The purpose of wound suturing:
To help wound healing and prevent wound infection.
Sutured wound care steps:
- Supplies: 0.9% saline water (2-3 small bottles); sterile cotton swabs; povidone-iodine; antibiotic ointment; sterile gauze pad; adhesive tape and steri-strip. Buy your supplies from pharmacy or medical supply store.
- Remove the old wound dressing. Use saline water to loosen sticky parts of gauze. Carefully loosen the old dressing, then remove it.
- Observe the wound (size, appearance and amount, color or smell of discharge). Put on the gloves and touch wound area to feel if there are any signs of infection, including redness, swelling, heat or pain.

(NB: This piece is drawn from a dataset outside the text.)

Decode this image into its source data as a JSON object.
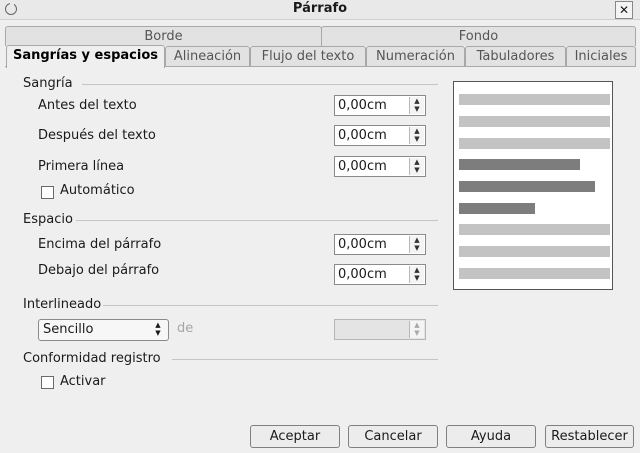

- Wet a cotton swab with saline water and carefully clean the wound without contamination. Start from the center of wound and then move out 2-3 cm of the outer edge (Note: Ensure one cotton swab is only used at once.)
- After the wound is cleaned, wipe dry from the inside out with a dry cotton swab.
- Apply beta-dine solution on the wound for at least 30 seconds for the wound disinfection.
- Wet a swab with saline water to wash out the beta-dine, then wipe dry from the inside out with a dry cotton swab.
- Apply antibiotic ointment on the wound. Cover the wound with sterile gauze pads and their size must be 1 cm greater than the wound. Use adhesive tape to fix the gauze (Moist, oily, and sweaty skin may impair tape adhesion).
- Wash your hands with soap. Apply the sterile supplies or antibiotic ointment as prescribed (watch out for cap clean), and never use any substance with an unknown origin.
- Keep the sutured wound dry and clean. Change the dressing immediately if it gets wet.
- Sutured wound may have mild swelling and pain within 12 to 24 hours after procedure. Elevate the wound and place ice packs to reduce your discomforts.
- If the stitches over joints, such as your knees or elbows or knees, please less move the joints in order not to stretch your stiches.
- Consume more protein (e.g. meat, eggs, milk, or fish, etc.) and choose fruits rich in vitamin C (e.g. kiwi, oranges, or apples, etc.) to promote wound healing.
- Take medication as prescribed and return to the clinic to have your stitches removed.
- Stitches on your face–you'll need to return after 5 to 7 days for removing stitches. Stitches over joints– you'll need to return after 10 to 14 days for removing stitches. Stitches on other parts of your body – you'll need to return after 7 to 10 days removing stitches.
- Sterile surgical tape (e.g. Steri-Strips) can be used to keep wound closure and reduce scar formation within 3months post stitches removed.
When to go to the clinic (by doctor instruction):
Any of the following symptoms at your wound indicate poor healing: The wound appears to have opened or increasing redness, swelling, heat, pain, or pus-like drainage, and a fever, feeling cold and shivering. Please visit your doctor immediately.
- Huang, Y. F. (2017). Wound Care. In Chou, H. L. Editor, Basic Nursing (3th ed., pp.492-527). Taipei City, Taiwan, ROC: Farseeing.
- Lee, M. M., Lin H. J., & Tan, J. Y. (2017). Nursing Care of the Surgical Patient. In Chou, H. L. Editor, Medical-Surgical Nursing Skills an Techniques (8th ed., pp.137-143). Taipei City, Taiwan, ROC: Farseeing.
- Yu, P. J. (2017).The new concepts of wound care (3nd ed.). Taipei City, Taiwan, ROC: Farseeing.